#### [Problem description]
Output only the entries, exactly as given, without the pictures.

#### [Data records]
Segment Open

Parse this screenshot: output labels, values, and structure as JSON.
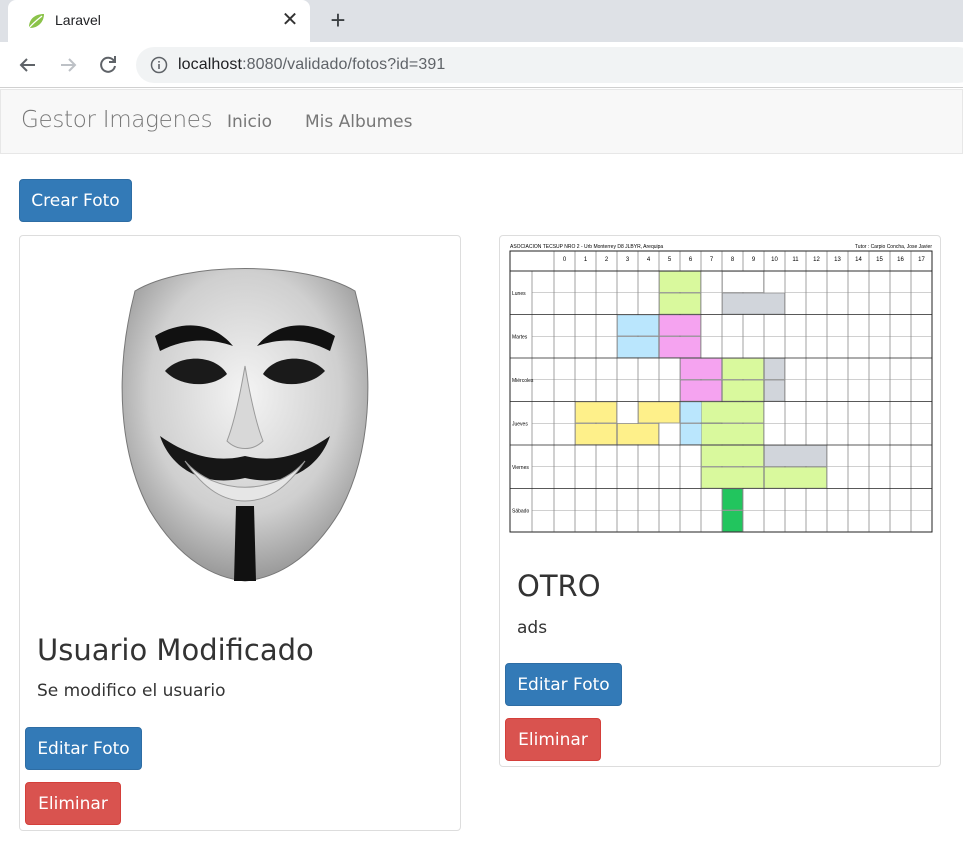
{
  "browser": {
    "tab_title": "Laravel",
    "tab_close": "✕",
    "new_tab": "+",
    "url_host": "localhost",
    "url_rest": ":8080/validado/fotos?id=391"
  },
  "navbar": {
    "brand": "Gestor Imagenes",
    "links": [
      "Inicio",
      "Mis Albumes"
    ]
  },
  "actions": {
    "create_label": "Crear Foto"
  },
  "cards": [
    {
      "title": "Usuario Modificado",
      "description": "Se modifico el usuario",
      "edit_label": "Editar Foto",
      "delete_label": "Eliminar",
      "image": "guy-fawkes-mask"
    },
    {
      "title": "OTRO",
      "description": "ads",
      "edit_label": "Editar Foto",
      "delete_label": "Eliminar",
      "image": "class-schedule-table",
      "schedule_header_left": "ASOCIACION TECSUP NRO 2 - Urb Monterrey D8 JLBYR, Arequipa",
      "schedule_header_right": "Tutor : Carpio Concha, Jose Javier",
      "schedule_periods": [
        "0",
        "1",
        "2",
        "3",
        "4",
        "5",
        "6",
        "7",
        "8",
        "9",
        "10",
        "11",
        "12",
        "13",
        "14",
        "15",
        "16",
        "17"
      ],
      "schedule_days": [
        "Lunes",
        "Martes",
        "Miércoles",
        "Jueves",
        "Viernes",
        "Sábado"
      ]
    }
  ],
  "colors": {
    "primary": "#337ab7",
    "danger": "#d9534f",
    "navbar_bg": "#f8f8f8"
  }
}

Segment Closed

#### [Expected answer]
Parse this screenshot: output labels, values, and structure as JSON.
{
  "browser": {
    "tab_title": "Laravel",
    "tab_close": "✕",
    "new_tab": "+",
    "url_host": "localhost",
    "url_rest": ":8080/validado/fotos?id=391"
  },
  "navbar": {
    "brand": "Gestor Imagenes",
    "links": [
      "Inicio",
      "Mis Albumes"
    ]
  },
  "actions": {
    "create_label": "Crear Foto"
  },
  "cards": [
    {
      "title": "Usuario Modificado",
      "description": "Se modifico el usuario",
      "edit_label": "Editar Foto",
      "delete_label": "Eliminar",
      "image": "guy-fawkes-mask"
    },
    {
      "title": "OTRO",
      "description": "ads",
      "edit_label": "Editar Foto",
      "delete_label": "Eliminar",
      "image": "class-schedule-table",
      "schedule_header_left": "ASOCIACION TECSUP NRO 2 - Urb Monterrey D8 JLBYR, Arequipa",
      "schedule_header_right": "Tutor : Carpio Concha, Jose Javier",
      "schedule_periods": [
        "0",
        "1",
        "2",
        "3",
        "4",
        "5",
        "6",
        "7",
        "8",
        "9",
        "10",
        "11",
        "12",
        "13",
        "14",
        "15",
        "16",
        "17"
      ],
      "schedule_days": [
        "Lunes",
        "Martes",
        "Miércoles",
        "Jueves",
        "Viernes",
        "Sábado"
      ]
    }
  ],
  "colors": {
    "primary": "#337ab7",
    "danger": "#d9534f",
    "navbar_bg": "#f8f8f8"
  }
}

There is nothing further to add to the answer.